What this task involves » Exclude the pictures, and otherwise reproduce the data in full.
:: Supplied information
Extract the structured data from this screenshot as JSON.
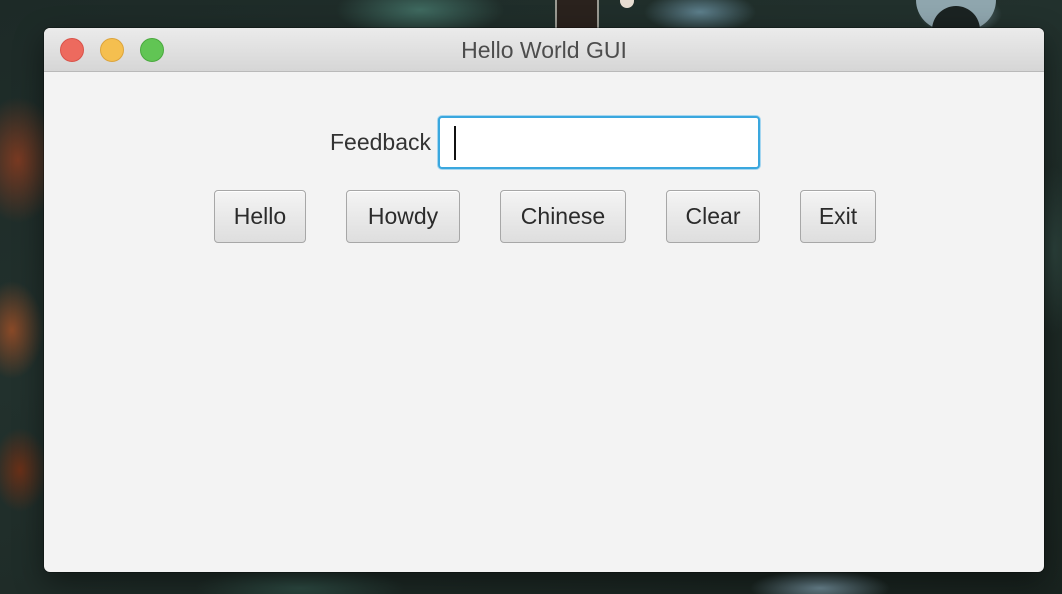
{
  "window": {
    "title": "Hello World GUI"
  },
  "form": {
    "feedback_label": "Feedback",
    "feedback_value": ""
  },
  "buttons": {
    "hello": "Hello",
    "howdy": "Howdy",
    "chinese": "Chinese",
    "clear": "Clear",
    "exit": "Exit"
  },
  "colors": {
    "close": "#ed6a5e",
    "minimize": "#f5bf4f",
    "zoom": "#61c554",
    "focus_ring": "#3aa7de"
  },
  "icons": {
    "close": "close-icon",
    "minimize": "minimize-icon",
    "zoom": "zoom-icon"
  }
}
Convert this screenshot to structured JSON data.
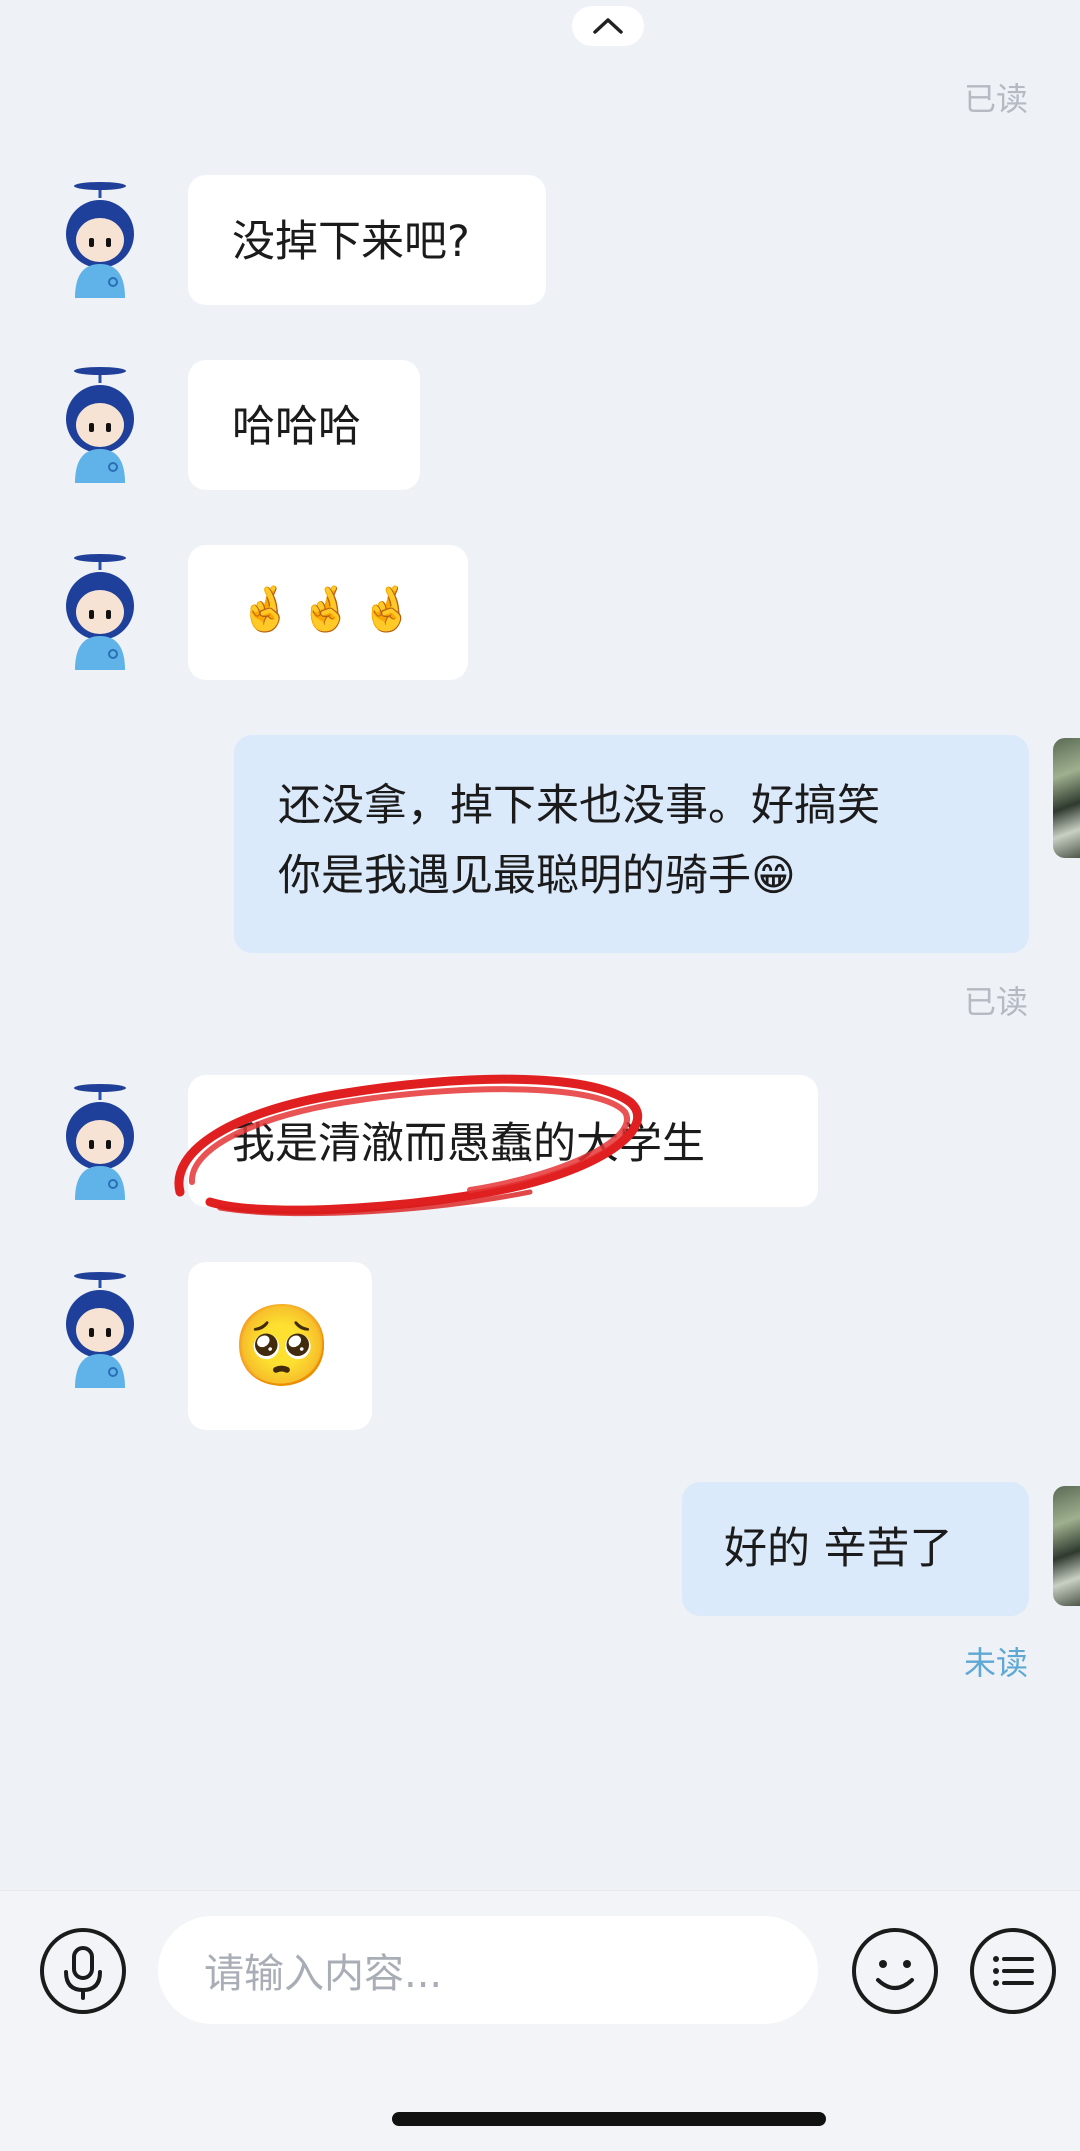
{
  "messages": {
    "read_top": "已读",
    "m1": "没掉下来吧?",
    "m2": "哈哈哈",
    "m3_emoji": "🤞🤞🤞",
    "m4_line1": "还没拿，掉下来也没事。好搞笑",
    "m4_line2": "你是我遇见最聪明的骑手",
    "m4_emoji": "😁",
    "read_mid": "已读",
    "m5": "我是清澈而愚蠢的大学生",
    "m6_emoji": "🥺",
    "m7": "好的 辛苦了",
    "unread": "未读"
  },
  "composer": {
    "placeholder": "请输入内容..."
  },
  "icons": {
    "collapse": "chevron-up-icon",
    "voice": "microphone-icon",
    "emoji": "smiley-icon",
    "more": "list-menu-icon"
  },
  "colors": {
    "background": "#eef1f6",
    "incoming_bubble": "#ffffff",
    "outgoing_bubble": "#dbeafb",
    "read_status": "#b4b9c2",
    "unread_status": "#5fa8d3",
    "annotation_circle": "#e02020"
  }
}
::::
Task result »
Extract the structured data from this screenshot as JSON.
{
  "window": {
    "title": "Hello World GUI"
  },
  "form": {
    "feedback_label": "Feedback",
    "feedback_value": ""
  },
  "buttons": {
    "hello": "Hello",
    "howdy": "Howdy",
    "chinese": "Chinese",
    "clear": "Clear",
    "exit": "Exit"
  },
  "colors": {
    "close": "#ed6a5e",
    "minimize": "#f5bf4f",
    "zoom": "#61c554",
    "focus_ring": "#3aa7de"
  },
  "icons": {
    "close": "close-icon",
    "minimize": "minimize-icon",
    "zoom": "zoom-icon"
  }
}
Convert this screenshot to structured JSON data.
{
  "messages": {
    "read_top": "已读",
    "m1": "没掉下来吧?",
    "m2": "哈哈哈",
    "m3_emoji": "🤞🤞🤞",
    "m4_line1": "还没拿，掉下来也没事。好搞笑",
    "m4_line2": "你是我遇见最聪明的骑手",
    "m4_emoji": "😁",
    "read_mid": "已读",
    "m5": "我是清澈而愚蠢的大学生",
    "m6_emoji": "🥺",
    "m7": "好的 辛苦了",
    "unread": "未读"
  },
  "composer": {
    "placeholder": "请输入内容..."
  },
  "icons": {
    "collapse": "chevron-up-icon",
    "voice": "microphone-icon",
    "emoji": "smiley-icon",
    "more": "list-menu-icon"
  },
  "colors": {
    "background": "#eef1f6",
    "incoming_bubble": "#ffffff",
    "outgoing_bubble": "#dbeafb",
    "read_status": "#b4b9c2",
    "unread_status": "#5fa8d3",
    "annotation_circle": "#e02020"
  }
}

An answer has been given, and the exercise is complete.